**Task prompt**
Your response should reproduce every line of the entries that contains the word "type".

——

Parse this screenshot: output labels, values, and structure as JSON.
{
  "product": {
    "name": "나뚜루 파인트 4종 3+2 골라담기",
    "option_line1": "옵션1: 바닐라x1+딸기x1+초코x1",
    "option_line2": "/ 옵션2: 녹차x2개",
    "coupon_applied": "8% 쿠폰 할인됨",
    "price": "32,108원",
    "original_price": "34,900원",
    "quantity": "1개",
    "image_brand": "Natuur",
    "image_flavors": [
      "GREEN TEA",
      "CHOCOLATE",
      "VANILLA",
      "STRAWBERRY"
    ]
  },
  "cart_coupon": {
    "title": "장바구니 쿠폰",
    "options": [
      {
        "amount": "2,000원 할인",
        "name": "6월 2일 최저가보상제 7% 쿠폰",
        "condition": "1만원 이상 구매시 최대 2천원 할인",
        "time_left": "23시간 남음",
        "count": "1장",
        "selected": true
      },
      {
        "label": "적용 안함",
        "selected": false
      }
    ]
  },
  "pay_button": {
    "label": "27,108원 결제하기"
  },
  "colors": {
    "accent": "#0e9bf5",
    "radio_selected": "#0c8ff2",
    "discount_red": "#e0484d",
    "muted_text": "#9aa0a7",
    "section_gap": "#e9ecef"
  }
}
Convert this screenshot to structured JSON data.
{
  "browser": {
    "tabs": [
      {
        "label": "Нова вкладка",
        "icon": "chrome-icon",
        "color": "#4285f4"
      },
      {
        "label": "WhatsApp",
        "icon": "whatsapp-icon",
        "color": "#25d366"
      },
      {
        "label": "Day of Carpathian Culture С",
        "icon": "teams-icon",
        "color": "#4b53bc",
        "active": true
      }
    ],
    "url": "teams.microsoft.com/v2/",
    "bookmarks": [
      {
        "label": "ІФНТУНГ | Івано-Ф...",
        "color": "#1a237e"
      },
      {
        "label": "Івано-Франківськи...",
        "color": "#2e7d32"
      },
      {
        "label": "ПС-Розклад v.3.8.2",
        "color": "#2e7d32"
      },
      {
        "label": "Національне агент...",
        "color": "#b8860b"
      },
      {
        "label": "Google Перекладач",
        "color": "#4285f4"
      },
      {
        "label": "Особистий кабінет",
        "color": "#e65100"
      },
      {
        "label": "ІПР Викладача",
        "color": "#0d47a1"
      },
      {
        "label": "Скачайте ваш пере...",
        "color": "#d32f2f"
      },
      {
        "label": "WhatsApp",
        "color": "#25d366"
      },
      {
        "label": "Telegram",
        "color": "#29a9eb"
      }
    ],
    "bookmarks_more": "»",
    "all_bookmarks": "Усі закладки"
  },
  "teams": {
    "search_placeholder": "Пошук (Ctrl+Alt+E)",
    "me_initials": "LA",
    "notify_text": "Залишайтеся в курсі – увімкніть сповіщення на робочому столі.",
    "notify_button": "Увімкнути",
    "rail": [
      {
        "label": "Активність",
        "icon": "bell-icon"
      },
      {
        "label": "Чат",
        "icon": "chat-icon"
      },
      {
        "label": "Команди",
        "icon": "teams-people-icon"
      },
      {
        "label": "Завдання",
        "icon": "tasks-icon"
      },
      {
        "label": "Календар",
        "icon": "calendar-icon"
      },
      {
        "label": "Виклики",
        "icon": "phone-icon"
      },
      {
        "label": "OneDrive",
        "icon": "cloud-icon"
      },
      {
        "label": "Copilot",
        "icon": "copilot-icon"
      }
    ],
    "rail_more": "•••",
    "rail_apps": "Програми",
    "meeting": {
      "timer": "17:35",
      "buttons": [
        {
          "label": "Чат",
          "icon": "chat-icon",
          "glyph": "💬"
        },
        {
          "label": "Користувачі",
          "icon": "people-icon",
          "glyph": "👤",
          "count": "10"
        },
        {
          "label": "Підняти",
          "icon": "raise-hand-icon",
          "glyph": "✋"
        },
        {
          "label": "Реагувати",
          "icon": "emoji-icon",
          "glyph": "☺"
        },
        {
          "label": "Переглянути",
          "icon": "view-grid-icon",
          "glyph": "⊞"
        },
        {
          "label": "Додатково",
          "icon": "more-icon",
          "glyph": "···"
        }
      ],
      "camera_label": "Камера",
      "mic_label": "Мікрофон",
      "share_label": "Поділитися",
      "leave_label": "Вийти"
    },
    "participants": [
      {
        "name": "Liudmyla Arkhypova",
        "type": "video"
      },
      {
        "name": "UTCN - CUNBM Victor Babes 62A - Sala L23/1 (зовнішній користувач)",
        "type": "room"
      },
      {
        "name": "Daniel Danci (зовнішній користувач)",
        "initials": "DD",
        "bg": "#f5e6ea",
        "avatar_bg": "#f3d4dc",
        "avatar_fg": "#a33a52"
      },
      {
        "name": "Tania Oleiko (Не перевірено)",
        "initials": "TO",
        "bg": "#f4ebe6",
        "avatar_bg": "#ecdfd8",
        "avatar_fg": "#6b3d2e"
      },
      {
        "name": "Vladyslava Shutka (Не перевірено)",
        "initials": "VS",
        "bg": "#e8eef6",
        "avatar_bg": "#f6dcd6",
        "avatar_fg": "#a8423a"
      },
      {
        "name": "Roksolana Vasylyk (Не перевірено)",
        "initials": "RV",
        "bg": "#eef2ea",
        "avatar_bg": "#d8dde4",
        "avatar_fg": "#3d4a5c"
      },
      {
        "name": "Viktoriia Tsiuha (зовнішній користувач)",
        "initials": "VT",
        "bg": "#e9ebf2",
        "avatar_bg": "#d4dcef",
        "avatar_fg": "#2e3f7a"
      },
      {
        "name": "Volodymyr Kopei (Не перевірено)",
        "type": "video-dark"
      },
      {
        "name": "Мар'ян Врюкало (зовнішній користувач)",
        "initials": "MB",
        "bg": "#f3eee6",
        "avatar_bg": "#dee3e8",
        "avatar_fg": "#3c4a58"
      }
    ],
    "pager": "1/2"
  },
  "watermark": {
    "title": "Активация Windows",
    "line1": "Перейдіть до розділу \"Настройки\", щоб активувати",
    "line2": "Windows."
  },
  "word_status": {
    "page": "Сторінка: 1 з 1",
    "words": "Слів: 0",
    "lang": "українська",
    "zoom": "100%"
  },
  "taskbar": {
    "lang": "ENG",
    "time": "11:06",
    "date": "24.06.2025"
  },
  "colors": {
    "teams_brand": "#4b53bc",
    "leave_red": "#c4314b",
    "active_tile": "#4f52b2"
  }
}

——

**Written solution**
        "type": "video"
        "type": "room"
        "type": "video-dark"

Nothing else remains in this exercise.